[Interface dataset entries]
↓
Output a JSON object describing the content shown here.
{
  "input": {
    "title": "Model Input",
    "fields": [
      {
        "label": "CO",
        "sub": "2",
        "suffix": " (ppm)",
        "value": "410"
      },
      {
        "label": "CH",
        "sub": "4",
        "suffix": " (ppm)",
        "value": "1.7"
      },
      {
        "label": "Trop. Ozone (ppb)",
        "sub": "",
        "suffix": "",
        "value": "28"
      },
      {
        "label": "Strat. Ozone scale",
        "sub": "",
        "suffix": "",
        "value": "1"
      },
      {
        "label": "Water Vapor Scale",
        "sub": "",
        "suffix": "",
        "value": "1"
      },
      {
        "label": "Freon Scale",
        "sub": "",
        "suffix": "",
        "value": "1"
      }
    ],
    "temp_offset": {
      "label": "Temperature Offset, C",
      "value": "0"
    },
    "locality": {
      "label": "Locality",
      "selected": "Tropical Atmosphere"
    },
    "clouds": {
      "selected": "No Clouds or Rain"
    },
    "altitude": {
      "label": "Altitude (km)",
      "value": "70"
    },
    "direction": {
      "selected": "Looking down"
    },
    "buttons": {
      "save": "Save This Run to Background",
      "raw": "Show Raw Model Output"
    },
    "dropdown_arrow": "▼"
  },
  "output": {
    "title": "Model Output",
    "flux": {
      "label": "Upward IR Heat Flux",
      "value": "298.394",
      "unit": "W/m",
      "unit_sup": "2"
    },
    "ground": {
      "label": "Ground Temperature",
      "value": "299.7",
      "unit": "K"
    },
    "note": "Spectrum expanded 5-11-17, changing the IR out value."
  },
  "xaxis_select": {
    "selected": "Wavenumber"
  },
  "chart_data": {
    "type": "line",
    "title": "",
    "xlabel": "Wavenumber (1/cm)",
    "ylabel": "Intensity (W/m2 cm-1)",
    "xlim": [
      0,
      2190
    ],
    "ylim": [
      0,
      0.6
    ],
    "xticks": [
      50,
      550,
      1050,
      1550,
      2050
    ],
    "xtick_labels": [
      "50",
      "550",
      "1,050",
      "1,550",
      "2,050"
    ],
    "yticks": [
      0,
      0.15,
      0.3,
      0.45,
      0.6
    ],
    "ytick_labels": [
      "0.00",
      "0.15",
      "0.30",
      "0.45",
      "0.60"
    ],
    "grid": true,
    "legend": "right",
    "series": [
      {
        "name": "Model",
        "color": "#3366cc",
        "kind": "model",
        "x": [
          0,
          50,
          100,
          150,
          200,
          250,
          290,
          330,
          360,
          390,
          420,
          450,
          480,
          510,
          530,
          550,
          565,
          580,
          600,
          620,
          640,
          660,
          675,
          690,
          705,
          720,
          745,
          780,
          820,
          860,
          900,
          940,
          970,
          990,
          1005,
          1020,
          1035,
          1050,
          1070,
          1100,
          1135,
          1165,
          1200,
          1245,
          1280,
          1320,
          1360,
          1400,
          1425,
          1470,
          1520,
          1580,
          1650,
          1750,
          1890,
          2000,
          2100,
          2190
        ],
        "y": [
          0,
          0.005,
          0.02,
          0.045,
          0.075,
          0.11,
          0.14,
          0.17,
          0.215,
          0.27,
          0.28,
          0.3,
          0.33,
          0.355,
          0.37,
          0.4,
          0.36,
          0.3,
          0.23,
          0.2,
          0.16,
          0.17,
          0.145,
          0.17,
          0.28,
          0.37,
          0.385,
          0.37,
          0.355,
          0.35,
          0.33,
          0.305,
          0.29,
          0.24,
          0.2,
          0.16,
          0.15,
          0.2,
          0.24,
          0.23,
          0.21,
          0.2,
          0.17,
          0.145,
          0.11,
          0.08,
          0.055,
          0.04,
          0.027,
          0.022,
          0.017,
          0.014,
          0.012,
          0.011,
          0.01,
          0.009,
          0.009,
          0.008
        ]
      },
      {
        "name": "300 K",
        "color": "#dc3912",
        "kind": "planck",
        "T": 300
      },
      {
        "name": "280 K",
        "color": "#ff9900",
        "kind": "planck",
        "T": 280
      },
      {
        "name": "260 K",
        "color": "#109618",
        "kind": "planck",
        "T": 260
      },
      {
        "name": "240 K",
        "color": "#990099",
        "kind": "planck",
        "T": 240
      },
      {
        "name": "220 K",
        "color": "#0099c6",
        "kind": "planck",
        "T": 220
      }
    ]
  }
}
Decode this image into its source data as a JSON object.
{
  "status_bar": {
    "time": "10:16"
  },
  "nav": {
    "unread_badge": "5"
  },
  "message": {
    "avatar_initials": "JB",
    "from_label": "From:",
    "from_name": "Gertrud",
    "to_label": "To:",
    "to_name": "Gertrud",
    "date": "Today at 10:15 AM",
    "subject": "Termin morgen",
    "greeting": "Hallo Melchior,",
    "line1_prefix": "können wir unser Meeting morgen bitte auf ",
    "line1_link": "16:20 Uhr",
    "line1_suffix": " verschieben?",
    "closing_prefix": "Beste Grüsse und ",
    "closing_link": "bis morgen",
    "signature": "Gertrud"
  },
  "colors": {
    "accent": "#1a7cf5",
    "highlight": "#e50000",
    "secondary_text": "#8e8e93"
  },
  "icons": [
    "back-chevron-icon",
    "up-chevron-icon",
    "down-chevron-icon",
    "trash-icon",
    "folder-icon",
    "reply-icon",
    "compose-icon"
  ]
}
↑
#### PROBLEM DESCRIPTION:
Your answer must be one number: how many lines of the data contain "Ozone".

#### TASK OUTPUT:
2